Tuesday, March 4, 2014, 7:30 - 8:45
Parliamentary Restaurant, Centre Block
In the last decade, security forces worldwide have become preoccupied with the threat posed by “homegrown radicalization,” by residents and citizens of countries plotting to kill their fellow citizens for a cause that is largely rooted in conflicts in other parts of the world. Research consistently shows that those arrested are “remarkably ordinary” and yet they have chosen to do something quite extraordinary, and at great cost to themselves. Canada has yet to experience a major bombing on home soil, but four plots have been prosecuted since 2006 and many young Canadians have travelled overseas to fight for terrorists groups. So why do these “remarkably ordinary” people become terrorists?

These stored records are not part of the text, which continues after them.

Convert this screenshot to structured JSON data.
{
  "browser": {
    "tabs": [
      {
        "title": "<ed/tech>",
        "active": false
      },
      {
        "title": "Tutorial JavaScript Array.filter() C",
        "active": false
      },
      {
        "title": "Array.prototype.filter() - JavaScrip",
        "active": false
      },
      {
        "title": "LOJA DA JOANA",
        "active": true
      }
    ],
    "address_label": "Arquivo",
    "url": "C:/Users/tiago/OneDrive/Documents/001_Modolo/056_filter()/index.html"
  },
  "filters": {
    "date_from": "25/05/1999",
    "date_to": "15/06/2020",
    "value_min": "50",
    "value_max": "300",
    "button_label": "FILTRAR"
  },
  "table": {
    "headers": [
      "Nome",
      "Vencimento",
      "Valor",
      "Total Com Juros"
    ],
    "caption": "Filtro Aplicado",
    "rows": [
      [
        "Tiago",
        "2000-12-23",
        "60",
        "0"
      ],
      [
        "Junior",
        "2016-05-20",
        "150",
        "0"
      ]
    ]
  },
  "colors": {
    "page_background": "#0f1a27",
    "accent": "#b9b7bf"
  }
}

Research reveals that explaining why requires a complex approach. Join Lorne Dawson from the University of Waterloo as he explores the many variables at work, the ways we can use existing forms of knowledge to model what is happening, and how this can help us create policies and programs that will best prevent further radicalization to violence.